Pacing-induced heart failure model in dogs, Cardiac tissue preparation, SDS-Gel electrophoresis and immunoblotting

All animal care and handling procedures followed the Guidelines of the Canadian Council for Animal Care. Ventricular pacing-induced canine HF was produced with well-established procedures26. Canine cardiac tissue preparation was performed as described before65. In brief, the tissue was rapidly frozen by nitrogen, pulverized and lysed in lysis buffer (30 mmol/L Tris/HCl pH 8.8, 5 mmol/L EDTA, 30 mmol/L NaF and 3% SDS) supplemented with protease inhibitor cocktail and phosphatase inhibitor cocktail (Roche Diagnostics). The protein samples were separated by weight using SDS-polyacrylamide gel electrophoresis and subsequently transferred to nitrocellulose membranes. Membranes were blocked with 5% non-fat milk (AppliChem) for 1 h and afterwards incubated with the respective primary antibody overnight at 4 °C. After repeated washing steps and incubation with appropriate secondary antibodies for 1 h, chemiluminescence was detected using a Fusion FX imaging system (Vilber Lourmat) and quantified with Fusion-Capt Advance (Vilber Lourmat) software. Antibodies were from Santa Cruz (Gapdh, sc-365062), Cell Signalling (Histone 3, #4499; p-H3S28, #9713) or Abcam (ac-H3K27, ab4729).

Statistical analysis

Statistical analysis was performed using Graph Pad Prism 6 (Graph Pad) using the following tests:

  • HR and FS: Two-way ANOVA with Bonferroni post-hoc test

  • Heart muscle- and luminal area: Unpaired t test with Welch’s correction

  • Survival and stress: Log-rank test

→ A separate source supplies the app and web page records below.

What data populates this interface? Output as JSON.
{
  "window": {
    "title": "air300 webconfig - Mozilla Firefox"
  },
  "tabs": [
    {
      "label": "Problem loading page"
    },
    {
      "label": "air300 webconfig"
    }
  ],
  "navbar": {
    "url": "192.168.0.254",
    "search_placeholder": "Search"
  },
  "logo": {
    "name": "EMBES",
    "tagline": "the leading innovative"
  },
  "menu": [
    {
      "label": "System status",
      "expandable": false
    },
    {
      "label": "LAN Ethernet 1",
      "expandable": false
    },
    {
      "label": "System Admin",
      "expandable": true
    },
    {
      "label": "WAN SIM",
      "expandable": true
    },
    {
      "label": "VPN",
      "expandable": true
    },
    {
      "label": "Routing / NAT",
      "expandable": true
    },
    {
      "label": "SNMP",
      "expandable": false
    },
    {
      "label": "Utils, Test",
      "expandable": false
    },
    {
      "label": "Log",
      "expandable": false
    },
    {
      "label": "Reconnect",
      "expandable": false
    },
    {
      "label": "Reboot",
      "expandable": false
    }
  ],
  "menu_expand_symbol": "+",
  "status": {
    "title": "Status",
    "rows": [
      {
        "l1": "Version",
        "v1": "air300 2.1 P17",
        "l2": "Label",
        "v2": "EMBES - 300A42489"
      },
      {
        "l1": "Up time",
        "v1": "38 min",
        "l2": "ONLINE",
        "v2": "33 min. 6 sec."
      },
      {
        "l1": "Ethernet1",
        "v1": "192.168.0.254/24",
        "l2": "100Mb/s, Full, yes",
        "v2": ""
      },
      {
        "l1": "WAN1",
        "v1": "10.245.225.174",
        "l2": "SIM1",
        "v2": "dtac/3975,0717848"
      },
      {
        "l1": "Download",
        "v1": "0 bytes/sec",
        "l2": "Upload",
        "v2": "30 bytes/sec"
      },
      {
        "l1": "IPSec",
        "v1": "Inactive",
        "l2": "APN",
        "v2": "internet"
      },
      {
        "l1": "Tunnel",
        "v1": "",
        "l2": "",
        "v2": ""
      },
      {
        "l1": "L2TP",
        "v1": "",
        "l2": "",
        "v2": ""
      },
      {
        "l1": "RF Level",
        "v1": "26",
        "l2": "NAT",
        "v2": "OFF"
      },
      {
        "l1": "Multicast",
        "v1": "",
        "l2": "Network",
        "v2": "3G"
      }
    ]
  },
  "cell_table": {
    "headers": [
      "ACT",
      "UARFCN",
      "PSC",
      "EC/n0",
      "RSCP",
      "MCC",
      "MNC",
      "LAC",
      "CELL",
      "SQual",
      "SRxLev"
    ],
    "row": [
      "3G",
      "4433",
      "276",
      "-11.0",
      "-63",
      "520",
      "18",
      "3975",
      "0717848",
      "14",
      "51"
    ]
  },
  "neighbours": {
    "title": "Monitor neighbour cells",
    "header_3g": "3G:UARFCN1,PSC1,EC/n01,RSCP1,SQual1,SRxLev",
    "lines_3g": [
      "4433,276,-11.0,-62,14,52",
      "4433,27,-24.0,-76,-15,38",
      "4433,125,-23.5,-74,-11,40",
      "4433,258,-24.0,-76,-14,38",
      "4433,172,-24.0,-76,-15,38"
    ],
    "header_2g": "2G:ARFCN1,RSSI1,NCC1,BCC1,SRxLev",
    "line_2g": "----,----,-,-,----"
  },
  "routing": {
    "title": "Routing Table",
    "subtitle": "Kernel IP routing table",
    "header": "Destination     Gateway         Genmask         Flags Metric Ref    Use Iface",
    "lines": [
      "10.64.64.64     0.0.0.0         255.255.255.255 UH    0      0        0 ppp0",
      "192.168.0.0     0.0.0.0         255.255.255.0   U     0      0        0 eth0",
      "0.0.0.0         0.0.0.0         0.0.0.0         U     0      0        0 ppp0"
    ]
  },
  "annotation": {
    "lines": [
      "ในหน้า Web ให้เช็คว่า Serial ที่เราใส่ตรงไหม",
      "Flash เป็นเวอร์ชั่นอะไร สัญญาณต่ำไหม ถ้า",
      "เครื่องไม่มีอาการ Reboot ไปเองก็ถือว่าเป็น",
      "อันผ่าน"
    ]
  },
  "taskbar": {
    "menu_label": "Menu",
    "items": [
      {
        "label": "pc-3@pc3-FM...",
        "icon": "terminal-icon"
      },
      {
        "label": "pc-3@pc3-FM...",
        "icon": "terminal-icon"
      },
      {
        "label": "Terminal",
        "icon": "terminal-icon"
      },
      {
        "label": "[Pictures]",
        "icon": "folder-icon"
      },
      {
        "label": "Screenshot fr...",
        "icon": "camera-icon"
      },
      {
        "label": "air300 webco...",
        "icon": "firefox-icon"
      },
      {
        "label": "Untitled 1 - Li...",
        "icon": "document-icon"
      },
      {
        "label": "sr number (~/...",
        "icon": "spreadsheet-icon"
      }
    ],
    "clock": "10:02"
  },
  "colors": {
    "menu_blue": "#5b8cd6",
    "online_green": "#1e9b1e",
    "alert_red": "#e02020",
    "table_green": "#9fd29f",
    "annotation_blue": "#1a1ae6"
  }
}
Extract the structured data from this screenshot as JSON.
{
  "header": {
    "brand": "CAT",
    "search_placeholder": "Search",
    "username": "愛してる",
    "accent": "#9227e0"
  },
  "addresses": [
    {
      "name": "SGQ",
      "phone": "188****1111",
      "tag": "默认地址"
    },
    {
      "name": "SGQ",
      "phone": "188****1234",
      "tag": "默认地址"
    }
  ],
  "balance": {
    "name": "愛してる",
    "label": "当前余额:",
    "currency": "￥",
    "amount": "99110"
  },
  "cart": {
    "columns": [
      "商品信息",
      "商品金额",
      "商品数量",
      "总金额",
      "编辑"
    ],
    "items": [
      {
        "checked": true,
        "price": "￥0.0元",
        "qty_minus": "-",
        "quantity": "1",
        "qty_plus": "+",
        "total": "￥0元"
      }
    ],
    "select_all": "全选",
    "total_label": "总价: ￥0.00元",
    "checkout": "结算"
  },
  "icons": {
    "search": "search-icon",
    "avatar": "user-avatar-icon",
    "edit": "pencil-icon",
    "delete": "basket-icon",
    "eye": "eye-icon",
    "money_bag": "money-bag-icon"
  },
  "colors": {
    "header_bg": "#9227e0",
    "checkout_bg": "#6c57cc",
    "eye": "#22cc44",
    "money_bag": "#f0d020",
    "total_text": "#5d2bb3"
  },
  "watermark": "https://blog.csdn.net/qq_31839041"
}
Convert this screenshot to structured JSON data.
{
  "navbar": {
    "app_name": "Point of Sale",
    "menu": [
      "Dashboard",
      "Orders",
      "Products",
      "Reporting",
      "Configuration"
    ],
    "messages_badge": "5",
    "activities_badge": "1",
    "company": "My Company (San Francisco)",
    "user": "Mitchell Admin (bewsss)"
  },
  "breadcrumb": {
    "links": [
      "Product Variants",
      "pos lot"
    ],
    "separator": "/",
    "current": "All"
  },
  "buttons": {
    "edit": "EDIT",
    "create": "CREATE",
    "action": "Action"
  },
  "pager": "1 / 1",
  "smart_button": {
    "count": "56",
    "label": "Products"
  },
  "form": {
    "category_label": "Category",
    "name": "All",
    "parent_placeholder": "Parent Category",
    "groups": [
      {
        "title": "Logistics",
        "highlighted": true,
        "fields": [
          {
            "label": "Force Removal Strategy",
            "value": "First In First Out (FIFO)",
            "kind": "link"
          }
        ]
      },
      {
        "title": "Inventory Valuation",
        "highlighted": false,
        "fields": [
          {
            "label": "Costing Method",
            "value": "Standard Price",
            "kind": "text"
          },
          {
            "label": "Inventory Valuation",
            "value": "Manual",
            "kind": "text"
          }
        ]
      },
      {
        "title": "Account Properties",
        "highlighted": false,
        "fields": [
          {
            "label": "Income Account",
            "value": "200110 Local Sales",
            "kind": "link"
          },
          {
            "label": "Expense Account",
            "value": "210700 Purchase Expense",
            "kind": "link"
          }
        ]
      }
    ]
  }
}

  • Mitochondrial function: Unpaired t test with Welch’s correction

  • Differential gene expression: See supplementary Material and Methods section

  • All data are presented as means ± SEM, *p ≤ 0.05, **p ≤ 0.01, ***p ≤ 0.001, ****p ≤ 0.0001.